[Website and app data records]
------------------------------------
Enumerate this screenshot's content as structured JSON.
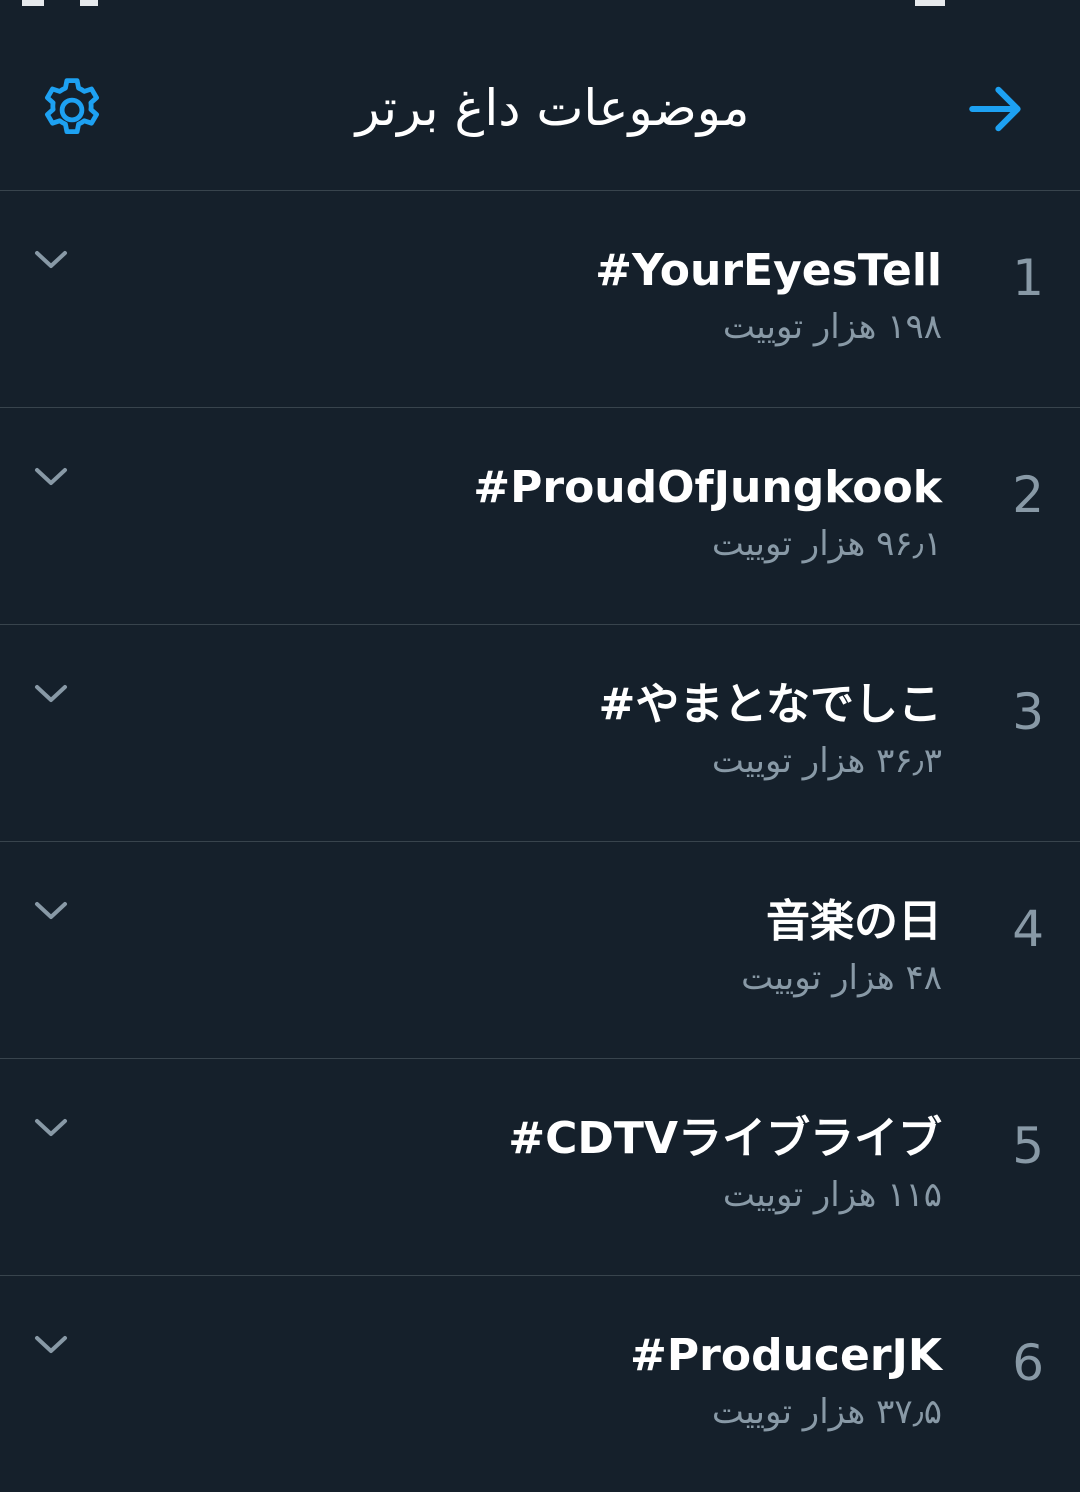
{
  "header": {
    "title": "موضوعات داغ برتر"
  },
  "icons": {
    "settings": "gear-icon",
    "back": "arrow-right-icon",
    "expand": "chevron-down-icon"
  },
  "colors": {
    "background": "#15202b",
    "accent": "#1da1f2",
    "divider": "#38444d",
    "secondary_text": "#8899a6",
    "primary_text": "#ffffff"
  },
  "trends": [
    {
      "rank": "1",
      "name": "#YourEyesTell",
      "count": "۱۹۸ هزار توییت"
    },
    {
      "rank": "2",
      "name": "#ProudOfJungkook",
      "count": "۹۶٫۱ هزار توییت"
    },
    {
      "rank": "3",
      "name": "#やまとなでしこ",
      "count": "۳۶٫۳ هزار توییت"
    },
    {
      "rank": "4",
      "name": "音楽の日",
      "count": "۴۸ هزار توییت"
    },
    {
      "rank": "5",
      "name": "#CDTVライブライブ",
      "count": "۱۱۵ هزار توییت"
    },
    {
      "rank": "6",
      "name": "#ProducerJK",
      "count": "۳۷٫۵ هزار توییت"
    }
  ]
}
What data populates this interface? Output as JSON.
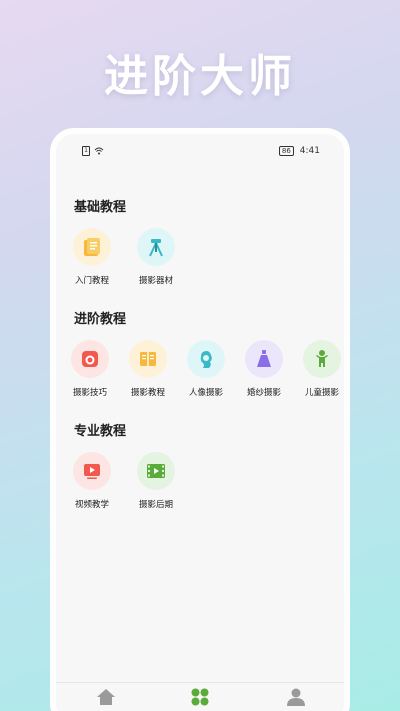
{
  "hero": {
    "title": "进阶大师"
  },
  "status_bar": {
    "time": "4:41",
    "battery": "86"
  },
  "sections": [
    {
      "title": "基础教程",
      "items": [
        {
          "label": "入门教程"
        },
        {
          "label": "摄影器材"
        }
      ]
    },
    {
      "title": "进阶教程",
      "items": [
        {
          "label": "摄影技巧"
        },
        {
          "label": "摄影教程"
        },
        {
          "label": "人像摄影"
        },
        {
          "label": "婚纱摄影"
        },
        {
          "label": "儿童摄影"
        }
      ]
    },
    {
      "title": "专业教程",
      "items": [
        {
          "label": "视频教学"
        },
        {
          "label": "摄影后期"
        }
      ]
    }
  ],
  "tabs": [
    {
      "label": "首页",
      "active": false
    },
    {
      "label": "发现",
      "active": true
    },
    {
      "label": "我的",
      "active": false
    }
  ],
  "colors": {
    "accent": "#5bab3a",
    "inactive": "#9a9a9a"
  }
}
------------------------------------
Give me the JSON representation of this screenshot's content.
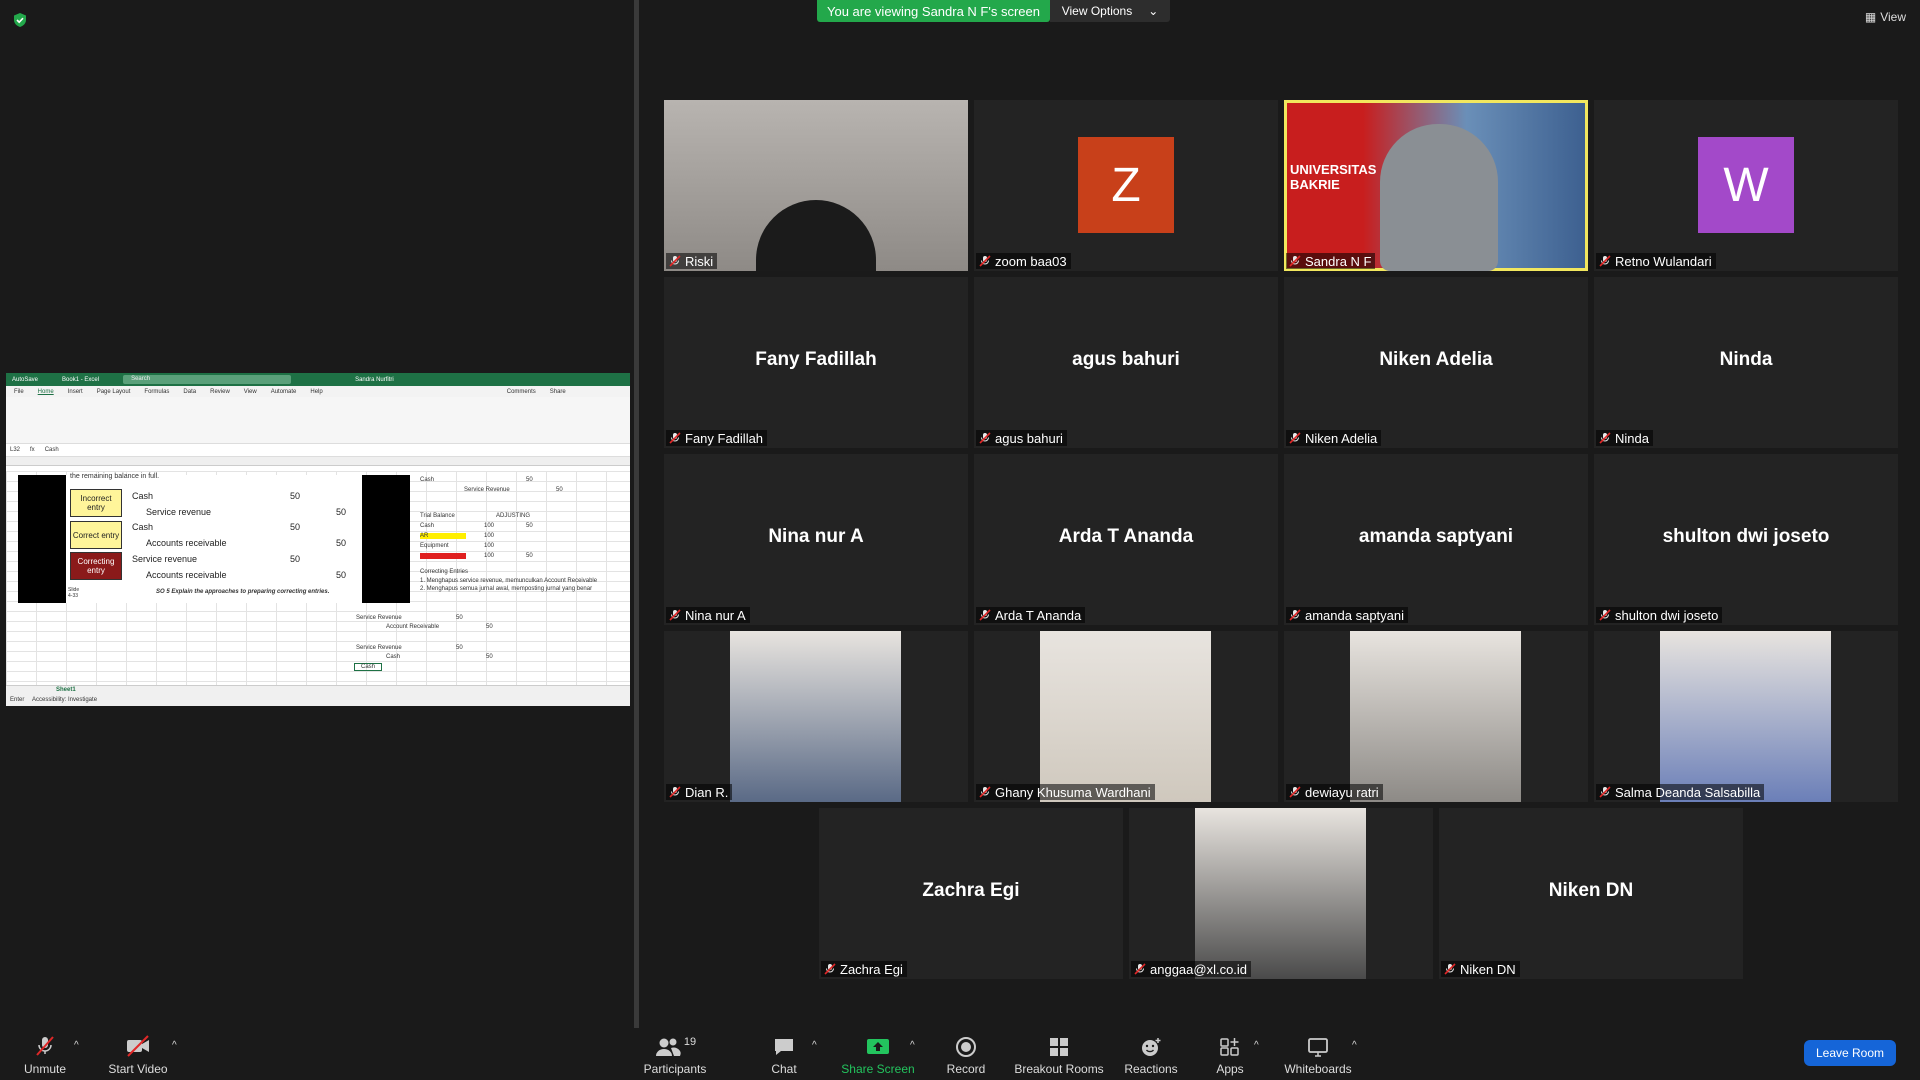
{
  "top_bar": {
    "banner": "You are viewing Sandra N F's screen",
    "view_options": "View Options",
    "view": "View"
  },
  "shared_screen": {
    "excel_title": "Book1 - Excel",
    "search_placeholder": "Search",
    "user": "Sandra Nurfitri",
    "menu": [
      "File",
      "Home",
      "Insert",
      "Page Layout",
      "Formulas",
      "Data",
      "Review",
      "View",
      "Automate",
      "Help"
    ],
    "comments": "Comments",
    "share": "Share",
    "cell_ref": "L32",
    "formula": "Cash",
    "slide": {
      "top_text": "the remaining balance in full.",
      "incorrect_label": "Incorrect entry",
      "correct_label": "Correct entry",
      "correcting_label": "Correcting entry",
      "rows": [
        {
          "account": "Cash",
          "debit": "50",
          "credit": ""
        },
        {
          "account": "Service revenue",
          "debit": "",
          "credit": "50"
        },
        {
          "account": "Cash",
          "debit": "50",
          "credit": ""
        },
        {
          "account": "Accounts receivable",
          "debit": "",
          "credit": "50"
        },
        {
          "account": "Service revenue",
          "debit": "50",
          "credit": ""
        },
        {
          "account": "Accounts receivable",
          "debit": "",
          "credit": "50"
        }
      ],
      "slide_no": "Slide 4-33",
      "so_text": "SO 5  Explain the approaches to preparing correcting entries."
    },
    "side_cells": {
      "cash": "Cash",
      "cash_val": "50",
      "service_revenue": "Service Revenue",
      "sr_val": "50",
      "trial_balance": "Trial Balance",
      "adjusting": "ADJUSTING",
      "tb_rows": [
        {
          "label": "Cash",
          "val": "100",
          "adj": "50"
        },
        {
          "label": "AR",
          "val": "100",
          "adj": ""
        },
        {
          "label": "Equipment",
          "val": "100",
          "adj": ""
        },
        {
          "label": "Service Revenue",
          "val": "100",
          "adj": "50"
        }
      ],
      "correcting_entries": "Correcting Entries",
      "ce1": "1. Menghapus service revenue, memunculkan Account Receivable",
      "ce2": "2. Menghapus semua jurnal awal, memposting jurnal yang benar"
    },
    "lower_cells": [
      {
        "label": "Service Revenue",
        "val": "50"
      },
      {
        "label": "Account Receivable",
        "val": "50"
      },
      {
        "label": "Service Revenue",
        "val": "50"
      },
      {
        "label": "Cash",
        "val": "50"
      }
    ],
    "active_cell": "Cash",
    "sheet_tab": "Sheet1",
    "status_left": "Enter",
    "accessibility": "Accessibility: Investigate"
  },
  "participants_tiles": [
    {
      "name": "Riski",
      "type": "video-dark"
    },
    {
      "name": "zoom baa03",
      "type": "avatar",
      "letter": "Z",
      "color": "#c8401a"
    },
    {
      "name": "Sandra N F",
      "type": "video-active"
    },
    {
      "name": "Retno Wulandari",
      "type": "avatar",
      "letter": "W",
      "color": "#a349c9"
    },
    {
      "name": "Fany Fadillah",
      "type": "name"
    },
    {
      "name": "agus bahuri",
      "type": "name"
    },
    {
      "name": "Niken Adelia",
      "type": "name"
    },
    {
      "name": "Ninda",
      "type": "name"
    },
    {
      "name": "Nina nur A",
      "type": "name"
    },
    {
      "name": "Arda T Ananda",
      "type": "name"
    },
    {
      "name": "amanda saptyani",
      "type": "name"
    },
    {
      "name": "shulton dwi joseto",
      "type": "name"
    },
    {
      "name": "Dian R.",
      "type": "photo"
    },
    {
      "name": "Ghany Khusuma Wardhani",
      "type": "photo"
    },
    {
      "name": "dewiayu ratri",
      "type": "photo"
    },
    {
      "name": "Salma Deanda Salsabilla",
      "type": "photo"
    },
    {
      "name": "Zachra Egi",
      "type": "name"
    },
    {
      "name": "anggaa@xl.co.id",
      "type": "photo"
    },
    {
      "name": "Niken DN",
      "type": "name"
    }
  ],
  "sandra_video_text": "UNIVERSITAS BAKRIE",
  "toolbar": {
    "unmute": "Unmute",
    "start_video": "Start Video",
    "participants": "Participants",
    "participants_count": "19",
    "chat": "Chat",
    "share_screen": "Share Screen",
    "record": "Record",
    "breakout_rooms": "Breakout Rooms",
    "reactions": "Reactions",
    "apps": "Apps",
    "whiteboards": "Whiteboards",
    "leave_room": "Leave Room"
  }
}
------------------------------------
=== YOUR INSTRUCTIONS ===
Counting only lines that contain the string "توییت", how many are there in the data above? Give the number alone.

=== SOLUTION ===
6